**Directions for this task:** Retype every entry exactly, character for character.

BEGIN Dataset content

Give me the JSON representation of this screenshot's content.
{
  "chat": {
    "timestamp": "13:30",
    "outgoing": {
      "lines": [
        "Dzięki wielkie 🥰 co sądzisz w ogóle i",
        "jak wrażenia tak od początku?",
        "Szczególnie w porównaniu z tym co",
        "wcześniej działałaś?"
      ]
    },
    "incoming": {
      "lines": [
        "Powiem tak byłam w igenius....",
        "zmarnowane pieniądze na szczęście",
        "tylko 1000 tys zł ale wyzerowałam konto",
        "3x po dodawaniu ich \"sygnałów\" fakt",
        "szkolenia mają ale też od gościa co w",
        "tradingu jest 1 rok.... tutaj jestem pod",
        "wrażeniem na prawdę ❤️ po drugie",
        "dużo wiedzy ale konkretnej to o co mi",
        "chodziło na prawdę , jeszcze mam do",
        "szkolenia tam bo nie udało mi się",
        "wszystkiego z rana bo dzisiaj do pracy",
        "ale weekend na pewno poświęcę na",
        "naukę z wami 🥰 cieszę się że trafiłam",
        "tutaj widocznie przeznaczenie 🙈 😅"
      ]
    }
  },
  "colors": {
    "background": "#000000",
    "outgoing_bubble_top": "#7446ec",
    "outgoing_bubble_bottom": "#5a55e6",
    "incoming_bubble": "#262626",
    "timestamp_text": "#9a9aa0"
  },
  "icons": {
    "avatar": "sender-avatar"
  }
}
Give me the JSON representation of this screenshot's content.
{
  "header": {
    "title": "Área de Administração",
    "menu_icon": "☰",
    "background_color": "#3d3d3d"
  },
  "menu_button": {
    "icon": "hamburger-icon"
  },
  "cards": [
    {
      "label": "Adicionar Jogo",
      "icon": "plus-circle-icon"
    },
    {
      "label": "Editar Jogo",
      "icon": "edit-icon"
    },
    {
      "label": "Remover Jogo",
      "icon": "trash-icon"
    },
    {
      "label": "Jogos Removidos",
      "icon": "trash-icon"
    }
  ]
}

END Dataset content

**Your solution:**
Give me the JSON representation of this screenshot's content.
{
  "chat": {
    "timestamp": "13:30",
    "outgoing": {
      "lines": [
        "Dzięki wielkie 🥰 co sądzisz w ogóle i",
        "jak wrażenia tak od początku?",
        "Szczególnie w porównaniu z tym co",
        "wcześniej działałaś?"
      ]
    },
    "incoming": {
      "lines": [
        "Powiem tak byłam w igenius....",
        "zmarnowane pieniądze na szczęście",
        "tylko 1000 tys zł ale wyzerowałam konto",
        "3x po dodawaniu ich \"sygnałów\" fakt",
        "szkolenia mają ale też od gościa co w",
        "tradingu jest 1 rok.... tutaj jestem pod",
        "wrażeniem na prawdę ❤️ po drugie",
        "dużo wiedzy ale konkretnej to o co mi",
        "chodziło na prawdę , jeszcze mam do",
        "szkolenia tam bo nie udało mi się",
        "wszystkiego z rana bo dzisiaj do pracy",
        "ale weekend na pewno poświęcę na",
        "naukę z wami 🥰 cieszę się że trafiłam",
        "tutaj widocznie przeznaczenie 🙈 😅"
      ]
    }
  },
  "colors": {
    "background": "#000000",
    "outgoing_bubble_top": "#7446ec",
    "outgoing_bubble_bottom": "#5a55e6",
    "incoming_bubble": "#262626",
    "timestamp_text": "#9a9aa0"
  },
  "icons": {
    "avatar": "sender-avatar"
  }
}
Give me the JSON representation of this screenshot's content.
{
  "header": {
    "title": "Área de Administração",
    "menu_icon": "☰",
    "background_color": "#3d3d3d"
  },
  "menu_button": {
    "icon": "hamburger-icon"
  },
  "cards": [
    {
      "label": "Adicionar Jogo",
      "icon": "plus-circle-icon"
    },
    {
      "label": "Editar Jogo",
      "icon": "edit-icon"
    },
    {
      "label": "Remover Jogo",
      "icon": "trash-icon"
    },
    {
      "label": "Jogos Removidos",
      "icon": "trash-icon"
    }
  ]
}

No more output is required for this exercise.